§ WORK TO BE COMPLETED
Collect the lines of the entries where "icon" shows up.

***** RECORDS PROVIDED *****

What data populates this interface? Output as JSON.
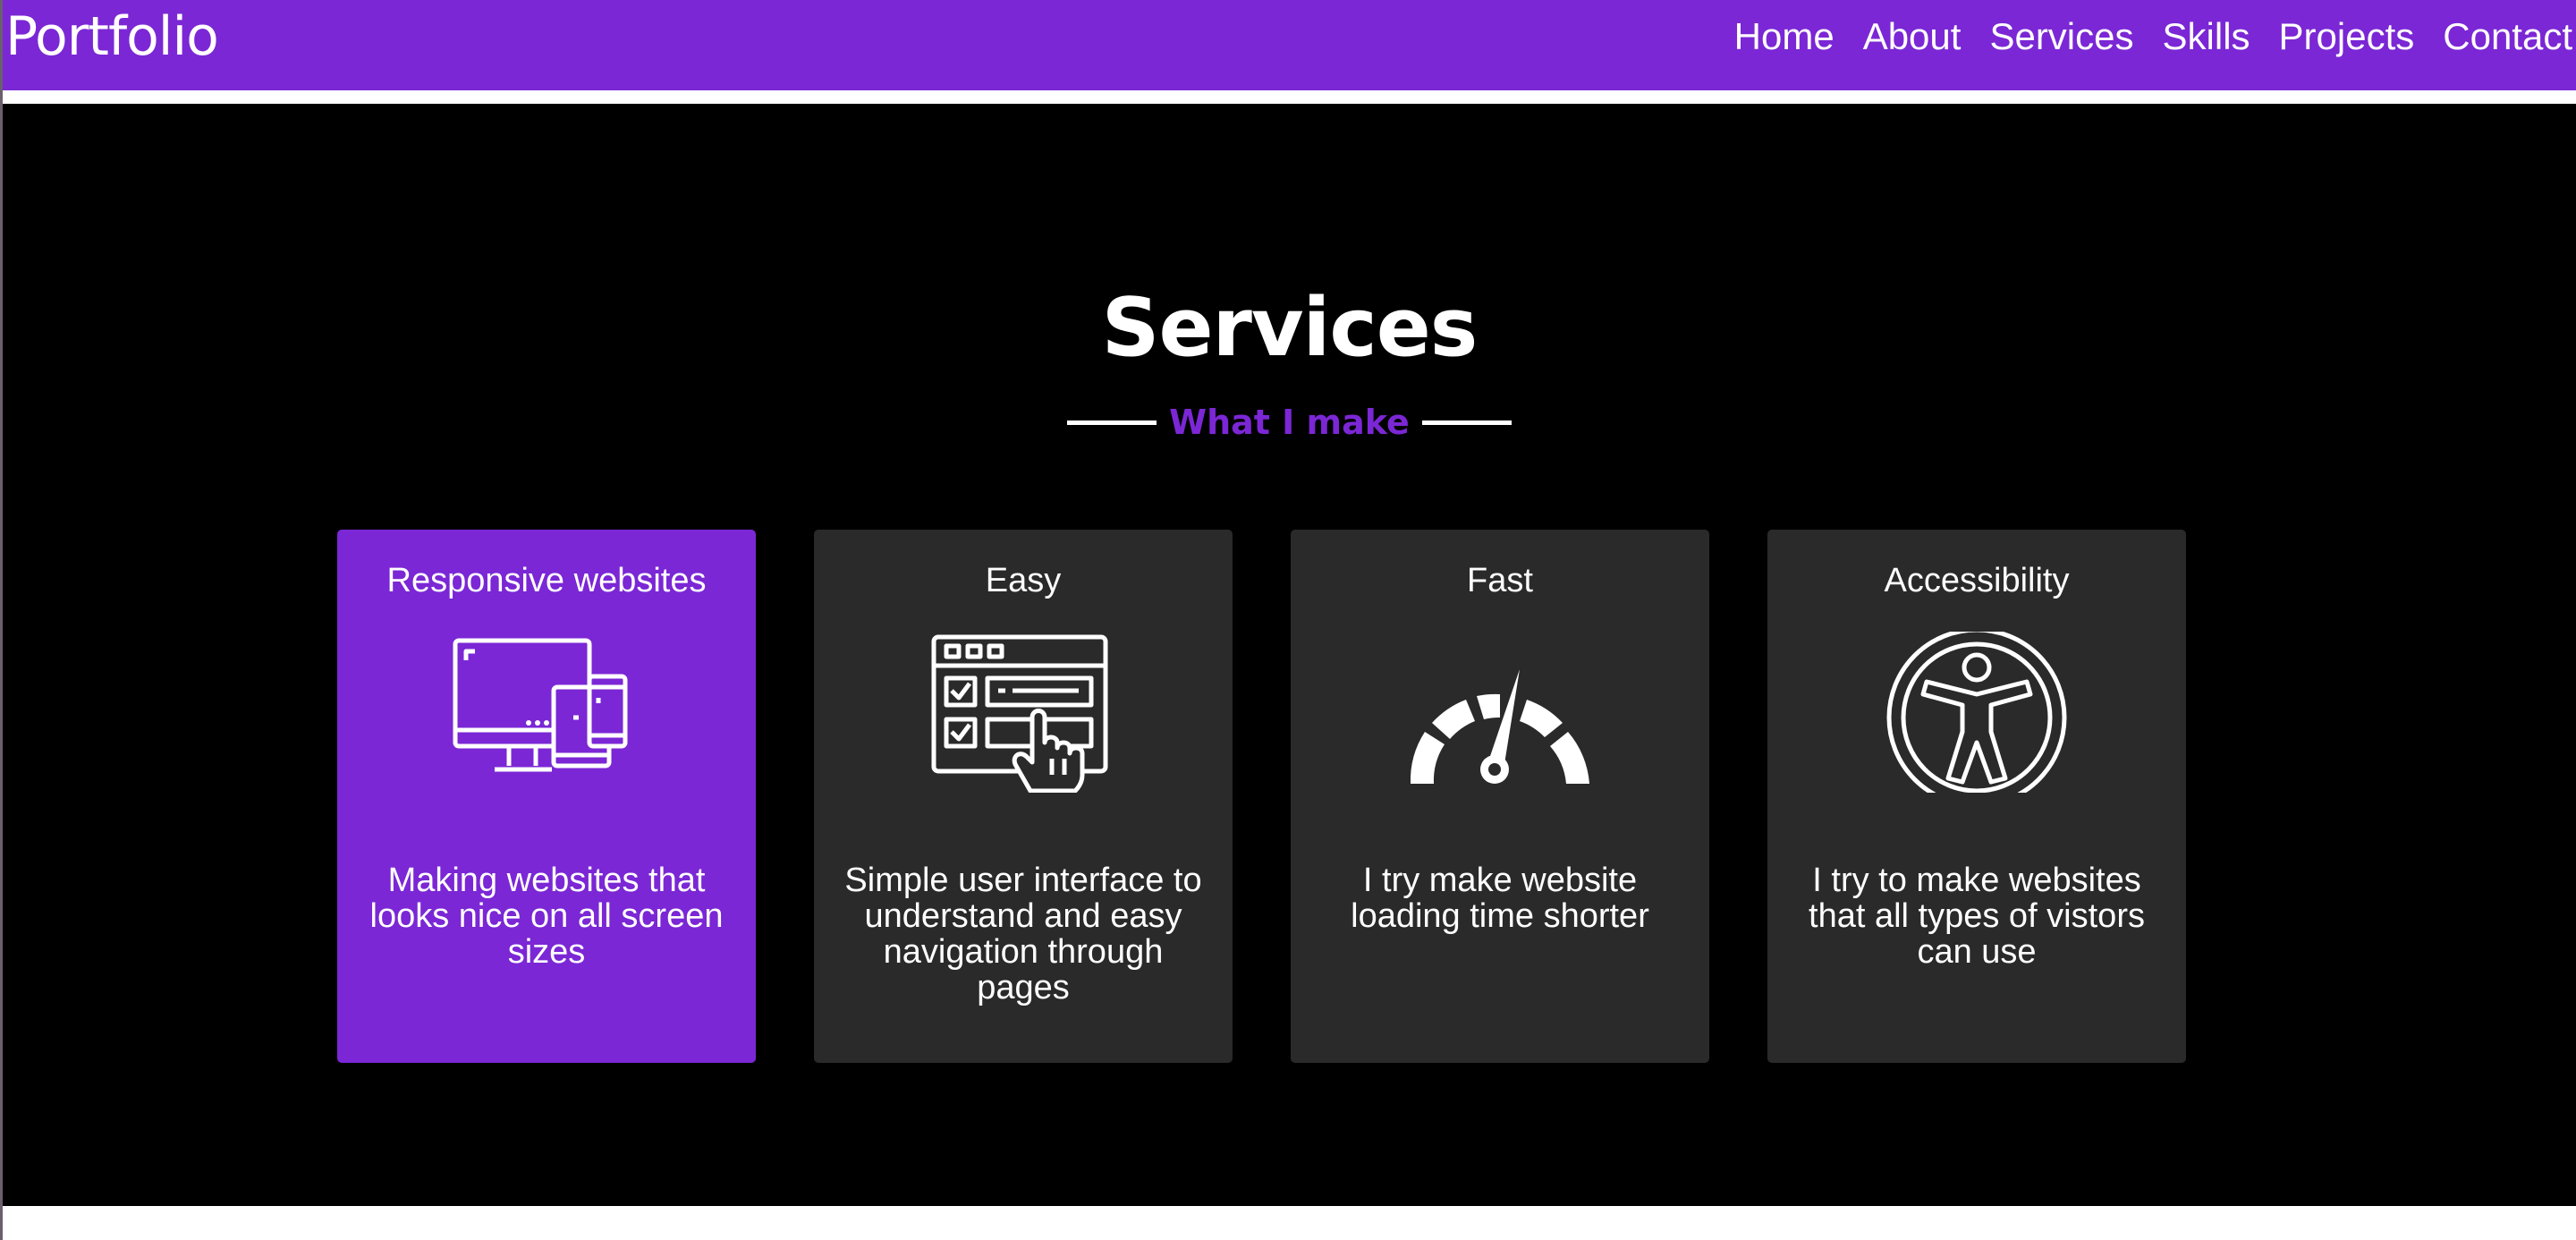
{
  "navbar": {
    "brand": "Portfolio",
    "links": [
      "Home",
      "About",
      "Services",
      "Skills",
      "Projects",
      "Contact"
    ]
  },
  "services": {
    "title": "Services",
    "subtitle": "What I make",
    "cards": [
      {
        "title": "Responsive websites",
        "text": "Making websites that looks nice on all screen sizes",
        "icon": "devices-icon"
      },
      {
        "title": "Easy",
        "text": "Simple user interface to understand and easy navigation through pages",
        "icon": "interface-click-icon"
      },
      {
        "title": "Fast",
        "text": "I try make website loading time shorter",
        "icon": "speedometer-icon"
      },
      {
        "title": "Accessibility",
        "text": "I try to make websites that all types of vistors can use",
        "icon": "accessibility-icon"
      }
    ]
  },
  "colors": {
    "accent": "#7b27d5",
    "card": "#2a2a2a",
    "background": "#000000",
    "text": "#ffffff"
  }
}
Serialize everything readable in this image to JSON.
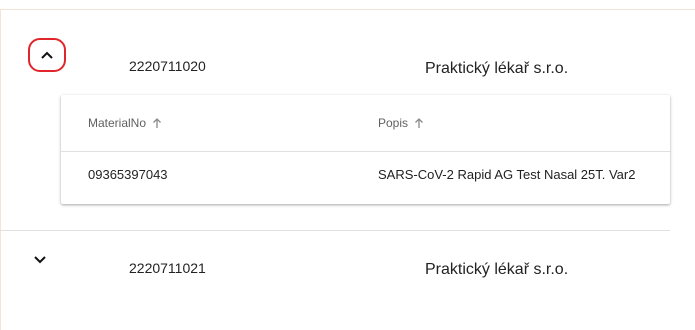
{
  "rows": [
    {
      "id": "2220711020",
      "name": "Praktický lékař s.r.o.",
      "expanded": true,
      "toggle_icon": "chevron-up-icon"
    },
    {
      "id": "2220711021",
      "name": "Praktický lékař s.r.o.",
      "expanded": false,
      "toggle_icon": "chevron-down-icon"
    }
  ],
  "detail_table": {
    "columns": [
      {
        "label": "MaterialNo",
        "sort_icon": "arrow-up-icon"
      },
      {
        "label": "Popis",
        "sort_icon": "arrow-up-icon"
      }
    ],
    "rows": [
      {
        "material_no": "09365397043",
        "popis": "SARS-CoV-2 Rapid AG Test Nasal 25T. Var2"
      }
    ]
  },
  "colors": {
    "highlight": "#e0262a",
    "divider": "#e0e0e0",
    "frame": "#f6e3d8"
  }
}
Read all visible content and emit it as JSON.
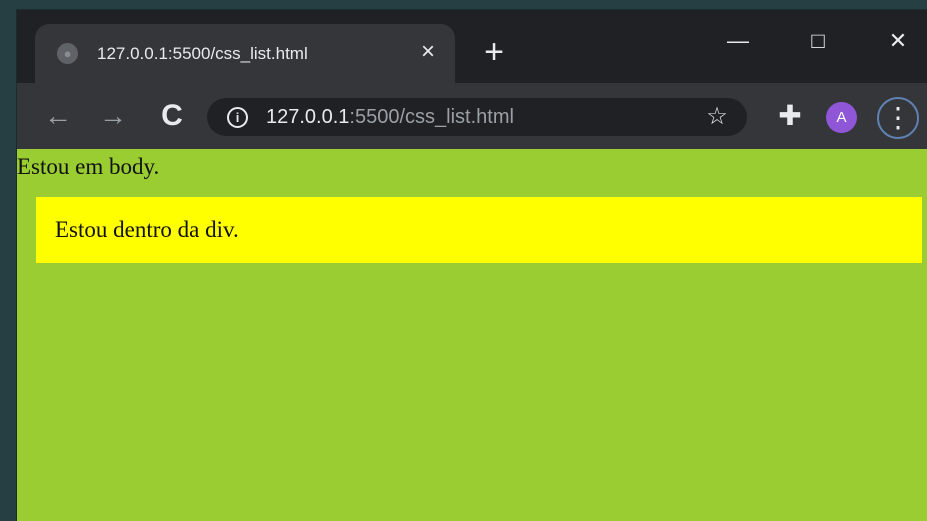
{
  "tab": {
    "title": "127.0.0.1:5500/css_list.html",
    "close_symbol": "×",
    "favicon": "globe-icon"
  },
  "new_tab": {
    "symbol": "+"
  },
  "window_controls": {
    "minimize_symbol": "—",
    "maximize_symbol": "□",
    "close_symbol": "✕"
  },
  "toolbar": {
    "back_symbol": "←",
    "forward_symbol": "→",
    "reload_symbol": "C",
    "info_symbol": "i",
    "url_host": "127.0.0.1",
    "url_rest": ":5500/css_list.html",
    "bookmark_symbol": "☆",
    "extensions_symbol": "✚",
    "profile_initial": "A",
    "menu_symbol": "⋮"
  },
  "page": {
    "body_text": "Estou em body.",
    "div_text": "Estou dentro da div."
  },
  "colors": {
    "body_background": "#9acd32",
    "div_background": "#ffff00",
    "browser_frame": "#202124",
    "toolbar": "#35363a",
    "avatar": "#8f56d8"
  }
}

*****

§ RESPONSE BOX
        "icon": "devices-icon"
        "icon": "interface-click-icon"
        "icon": "speedometer-icon"
        "icon": "accessibility-icon"
      "toggle_icon": "chevron-up-icon"
      "toggle_icon": "chevron-down-icon"
        "sort_icon": "arrow-up-icon"
        "sort_icon": "arrow-up-icon"
    "favicon": "globe-icon"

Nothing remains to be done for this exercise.